SUPPLIED DATA
========================================================================

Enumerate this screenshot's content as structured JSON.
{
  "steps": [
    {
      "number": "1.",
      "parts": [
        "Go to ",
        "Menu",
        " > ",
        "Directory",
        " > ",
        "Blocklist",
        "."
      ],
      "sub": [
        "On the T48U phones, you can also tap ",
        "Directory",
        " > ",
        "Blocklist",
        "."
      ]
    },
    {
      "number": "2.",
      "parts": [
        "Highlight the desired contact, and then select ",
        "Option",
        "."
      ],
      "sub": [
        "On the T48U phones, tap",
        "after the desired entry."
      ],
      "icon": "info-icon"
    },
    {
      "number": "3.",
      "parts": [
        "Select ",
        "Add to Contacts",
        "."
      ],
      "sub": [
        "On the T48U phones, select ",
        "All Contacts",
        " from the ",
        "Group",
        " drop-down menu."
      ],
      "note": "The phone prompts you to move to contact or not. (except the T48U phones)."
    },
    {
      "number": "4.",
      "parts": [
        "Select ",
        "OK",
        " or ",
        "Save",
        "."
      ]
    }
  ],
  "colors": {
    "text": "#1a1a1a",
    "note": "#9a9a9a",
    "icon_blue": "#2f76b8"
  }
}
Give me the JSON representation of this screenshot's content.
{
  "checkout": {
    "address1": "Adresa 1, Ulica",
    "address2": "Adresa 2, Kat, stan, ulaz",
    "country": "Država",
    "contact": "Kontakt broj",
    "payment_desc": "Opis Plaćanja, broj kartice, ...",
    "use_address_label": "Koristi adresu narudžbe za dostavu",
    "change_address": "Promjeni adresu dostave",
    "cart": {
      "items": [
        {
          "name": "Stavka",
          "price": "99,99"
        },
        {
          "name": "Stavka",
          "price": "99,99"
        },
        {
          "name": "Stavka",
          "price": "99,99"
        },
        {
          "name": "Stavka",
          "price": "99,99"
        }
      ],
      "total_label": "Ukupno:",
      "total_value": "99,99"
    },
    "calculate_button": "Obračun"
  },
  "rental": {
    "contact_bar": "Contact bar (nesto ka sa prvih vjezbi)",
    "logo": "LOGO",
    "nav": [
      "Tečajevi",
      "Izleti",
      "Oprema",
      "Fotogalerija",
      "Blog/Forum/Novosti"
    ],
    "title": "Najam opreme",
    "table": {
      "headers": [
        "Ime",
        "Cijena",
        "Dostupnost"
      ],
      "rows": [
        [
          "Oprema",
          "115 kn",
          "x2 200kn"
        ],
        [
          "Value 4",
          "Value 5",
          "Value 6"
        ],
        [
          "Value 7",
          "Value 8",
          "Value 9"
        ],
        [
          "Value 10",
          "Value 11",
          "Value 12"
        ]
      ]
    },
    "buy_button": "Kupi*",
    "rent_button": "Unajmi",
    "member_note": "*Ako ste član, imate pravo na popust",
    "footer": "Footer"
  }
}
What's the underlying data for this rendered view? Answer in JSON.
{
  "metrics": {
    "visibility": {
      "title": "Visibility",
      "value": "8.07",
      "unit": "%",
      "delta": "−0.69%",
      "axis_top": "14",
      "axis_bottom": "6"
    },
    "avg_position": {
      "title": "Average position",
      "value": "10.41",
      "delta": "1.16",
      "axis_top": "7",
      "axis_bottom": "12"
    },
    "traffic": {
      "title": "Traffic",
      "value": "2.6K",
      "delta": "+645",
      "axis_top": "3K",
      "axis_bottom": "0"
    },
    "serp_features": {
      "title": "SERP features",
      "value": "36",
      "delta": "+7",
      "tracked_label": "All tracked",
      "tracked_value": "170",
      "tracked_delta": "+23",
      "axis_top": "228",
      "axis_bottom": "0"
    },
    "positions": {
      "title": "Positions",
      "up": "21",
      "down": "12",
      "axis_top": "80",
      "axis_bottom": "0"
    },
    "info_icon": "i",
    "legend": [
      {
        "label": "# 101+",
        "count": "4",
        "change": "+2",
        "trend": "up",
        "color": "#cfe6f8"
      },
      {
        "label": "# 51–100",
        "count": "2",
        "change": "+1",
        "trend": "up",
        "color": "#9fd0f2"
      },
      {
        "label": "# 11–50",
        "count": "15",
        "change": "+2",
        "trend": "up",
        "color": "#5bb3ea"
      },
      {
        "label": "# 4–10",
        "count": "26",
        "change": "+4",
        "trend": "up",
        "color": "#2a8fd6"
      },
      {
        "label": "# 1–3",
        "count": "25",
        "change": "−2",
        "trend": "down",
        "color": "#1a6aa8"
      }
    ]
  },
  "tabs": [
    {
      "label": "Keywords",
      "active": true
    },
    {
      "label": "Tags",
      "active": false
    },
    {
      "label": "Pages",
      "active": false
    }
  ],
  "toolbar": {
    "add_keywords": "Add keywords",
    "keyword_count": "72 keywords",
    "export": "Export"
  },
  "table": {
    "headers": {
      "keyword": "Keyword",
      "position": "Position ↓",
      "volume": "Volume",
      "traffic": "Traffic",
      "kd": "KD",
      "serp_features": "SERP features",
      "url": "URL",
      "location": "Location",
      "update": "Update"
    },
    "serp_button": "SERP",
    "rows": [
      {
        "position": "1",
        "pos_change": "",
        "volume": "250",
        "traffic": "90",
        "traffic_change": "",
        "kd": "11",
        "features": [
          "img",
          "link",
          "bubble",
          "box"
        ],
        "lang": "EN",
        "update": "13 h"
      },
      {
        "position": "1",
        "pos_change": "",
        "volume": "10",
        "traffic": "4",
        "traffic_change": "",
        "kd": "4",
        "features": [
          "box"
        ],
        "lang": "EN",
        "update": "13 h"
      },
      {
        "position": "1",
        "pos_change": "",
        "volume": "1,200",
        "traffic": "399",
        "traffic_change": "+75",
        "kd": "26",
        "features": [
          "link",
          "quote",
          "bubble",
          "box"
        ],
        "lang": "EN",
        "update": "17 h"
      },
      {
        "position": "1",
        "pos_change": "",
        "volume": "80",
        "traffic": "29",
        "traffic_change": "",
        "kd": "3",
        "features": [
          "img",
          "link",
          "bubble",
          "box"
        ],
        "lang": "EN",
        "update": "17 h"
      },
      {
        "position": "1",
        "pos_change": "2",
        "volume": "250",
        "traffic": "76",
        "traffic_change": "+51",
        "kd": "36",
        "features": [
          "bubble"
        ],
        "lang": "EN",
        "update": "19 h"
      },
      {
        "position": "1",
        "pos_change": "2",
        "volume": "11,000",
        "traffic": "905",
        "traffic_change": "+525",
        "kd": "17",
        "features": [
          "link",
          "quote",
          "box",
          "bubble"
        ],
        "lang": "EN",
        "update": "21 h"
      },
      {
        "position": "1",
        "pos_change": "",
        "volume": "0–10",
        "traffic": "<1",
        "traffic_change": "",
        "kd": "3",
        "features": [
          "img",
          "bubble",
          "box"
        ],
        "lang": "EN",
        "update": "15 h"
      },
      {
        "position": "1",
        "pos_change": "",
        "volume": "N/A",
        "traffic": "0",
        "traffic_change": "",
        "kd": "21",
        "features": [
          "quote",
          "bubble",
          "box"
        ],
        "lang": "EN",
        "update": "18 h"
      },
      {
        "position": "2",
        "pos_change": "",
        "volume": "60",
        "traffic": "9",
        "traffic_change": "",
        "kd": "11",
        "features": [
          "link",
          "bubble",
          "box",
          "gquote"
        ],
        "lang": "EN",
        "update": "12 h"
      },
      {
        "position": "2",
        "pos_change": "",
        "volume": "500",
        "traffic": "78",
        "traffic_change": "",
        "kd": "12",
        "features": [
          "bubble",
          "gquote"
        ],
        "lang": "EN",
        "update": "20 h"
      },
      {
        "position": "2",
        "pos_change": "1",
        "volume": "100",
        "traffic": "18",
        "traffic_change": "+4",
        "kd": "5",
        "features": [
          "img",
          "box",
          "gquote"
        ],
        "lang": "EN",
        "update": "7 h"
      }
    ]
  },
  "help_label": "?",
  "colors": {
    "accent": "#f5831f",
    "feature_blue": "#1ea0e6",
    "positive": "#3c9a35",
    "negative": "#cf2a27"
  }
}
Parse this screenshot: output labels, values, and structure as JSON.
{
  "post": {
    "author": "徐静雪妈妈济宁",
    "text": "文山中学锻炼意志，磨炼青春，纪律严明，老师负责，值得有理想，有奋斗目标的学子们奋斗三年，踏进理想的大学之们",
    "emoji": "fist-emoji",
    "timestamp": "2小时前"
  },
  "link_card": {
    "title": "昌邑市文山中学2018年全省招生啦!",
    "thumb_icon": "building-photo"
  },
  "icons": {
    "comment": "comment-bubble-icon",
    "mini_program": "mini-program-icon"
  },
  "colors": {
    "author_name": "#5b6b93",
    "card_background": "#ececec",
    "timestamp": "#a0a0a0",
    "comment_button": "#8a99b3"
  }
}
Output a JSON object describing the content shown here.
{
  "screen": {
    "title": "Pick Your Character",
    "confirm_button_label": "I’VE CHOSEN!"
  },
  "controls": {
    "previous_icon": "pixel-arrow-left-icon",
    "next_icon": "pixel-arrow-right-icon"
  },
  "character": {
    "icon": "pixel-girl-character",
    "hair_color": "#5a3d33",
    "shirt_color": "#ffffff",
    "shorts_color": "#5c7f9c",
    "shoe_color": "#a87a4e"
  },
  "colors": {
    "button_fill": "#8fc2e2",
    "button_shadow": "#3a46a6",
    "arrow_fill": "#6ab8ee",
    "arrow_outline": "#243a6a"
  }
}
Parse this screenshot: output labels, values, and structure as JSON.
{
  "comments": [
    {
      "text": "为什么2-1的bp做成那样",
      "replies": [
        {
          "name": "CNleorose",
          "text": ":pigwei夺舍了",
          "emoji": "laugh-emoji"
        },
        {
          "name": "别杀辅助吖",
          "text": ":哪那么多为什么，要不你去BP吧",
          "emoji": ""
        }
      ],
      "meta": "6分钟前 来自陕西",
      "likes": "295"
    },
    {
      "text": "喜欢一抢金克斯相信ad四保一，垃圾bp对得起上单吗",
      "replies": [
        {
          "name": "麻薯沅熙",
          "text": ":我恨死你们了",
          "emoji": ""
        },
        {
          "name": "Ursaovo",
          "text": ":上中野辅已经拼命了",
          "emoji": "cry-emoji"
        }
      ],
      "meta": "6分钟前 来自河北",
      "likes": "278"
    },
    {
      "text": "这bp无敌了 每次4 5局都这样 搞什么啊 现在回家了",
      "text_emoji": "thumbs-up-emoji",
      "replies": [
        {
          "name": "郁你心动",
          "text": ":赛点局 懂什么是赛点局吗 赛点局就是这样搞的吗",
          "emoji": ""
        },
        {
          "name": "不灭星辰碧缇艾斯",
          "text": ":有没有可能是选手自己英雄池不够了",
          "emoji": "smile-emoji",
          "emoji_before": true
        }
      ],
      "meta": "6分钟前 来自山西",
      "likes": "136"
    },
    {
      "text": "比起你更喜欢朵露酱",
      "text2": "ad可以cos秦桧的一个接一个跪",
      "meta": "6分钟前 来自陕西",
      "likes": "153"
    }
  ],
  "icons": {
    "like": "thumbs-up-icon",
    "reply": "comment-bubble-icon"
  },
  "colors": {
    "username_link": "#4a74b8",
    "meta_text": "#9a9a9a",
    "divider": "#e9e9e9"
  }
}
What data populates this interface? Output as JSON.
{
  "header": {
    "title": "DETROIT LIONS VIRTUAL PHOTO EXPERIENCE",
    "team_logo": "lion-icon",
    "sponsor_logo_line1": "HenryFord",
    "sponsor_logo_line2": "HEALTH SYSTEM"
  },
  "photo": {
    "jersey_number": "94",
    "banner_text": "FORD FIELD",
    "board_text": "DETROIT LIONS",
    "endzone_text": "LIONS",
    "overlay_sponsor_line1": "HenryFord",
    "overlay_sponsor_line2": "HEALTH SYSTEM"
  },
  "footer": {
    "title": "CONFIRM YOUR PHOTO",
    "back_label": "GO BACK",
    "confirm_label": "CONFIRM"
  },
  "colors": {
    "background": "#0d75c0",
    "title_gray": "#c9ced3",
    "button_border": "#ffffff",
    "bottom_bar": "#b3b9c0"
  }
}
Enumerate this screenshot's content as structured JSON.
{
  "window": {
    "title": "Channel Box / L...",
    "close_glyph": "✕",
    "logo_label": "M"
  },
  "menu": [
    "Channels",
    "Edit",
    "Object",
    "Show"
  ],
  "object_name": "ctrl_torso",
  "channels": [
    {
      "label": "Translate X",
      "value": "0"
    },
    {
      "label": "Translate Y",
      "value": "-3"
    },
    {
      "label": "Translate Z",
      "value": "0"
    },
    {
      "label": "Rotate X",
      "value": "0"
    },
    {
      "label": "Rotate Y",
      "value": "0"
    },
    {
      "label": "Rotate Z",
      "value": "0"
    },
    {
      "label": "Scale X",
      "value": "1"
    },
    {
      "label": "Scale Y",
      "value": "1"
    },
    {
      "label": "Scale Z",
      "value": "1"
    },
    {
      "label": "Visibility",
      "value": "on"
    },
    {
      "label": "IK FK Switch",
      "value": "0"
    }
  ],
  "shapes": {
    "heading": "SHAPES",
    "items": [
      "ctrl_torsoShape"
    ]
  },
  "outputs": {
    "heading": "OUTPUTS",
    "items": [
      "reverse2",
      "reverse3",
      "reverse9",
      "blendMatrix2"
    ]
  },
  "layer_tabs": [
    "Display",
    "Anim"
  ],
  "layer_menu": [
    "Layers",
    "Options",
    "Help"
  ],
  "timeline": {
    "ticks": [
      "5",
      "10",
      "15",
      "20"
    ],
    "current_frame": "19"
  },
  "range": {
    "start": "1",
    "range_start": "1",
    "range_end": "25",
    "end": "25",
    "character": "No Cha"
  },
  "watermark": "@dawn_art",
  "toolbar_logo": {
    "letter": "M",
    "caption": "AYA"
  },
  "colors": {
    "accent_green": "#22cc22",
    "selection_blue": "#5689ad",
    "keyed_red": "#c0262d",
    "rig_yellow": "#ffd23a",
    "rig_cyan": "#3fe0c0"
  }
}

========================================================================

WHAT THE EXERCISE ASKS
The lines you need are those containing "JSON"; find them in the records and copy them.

ANSWER BELOW
Enumerate this screenshot's content as structured JSON.
Give me the JSON representation of this screenshot's content.
What's the underlying data for this rendered view? Answer in JSON.
Parse this screenshot: output labels, values, and structure as JSON.
Output a JSON object describing the content shown here.
Parse this screenshot: output labels, values, and structure as JSON.
What data populates this interface? Output as JSON.
Enumerate this screenshot's content as structured JSON.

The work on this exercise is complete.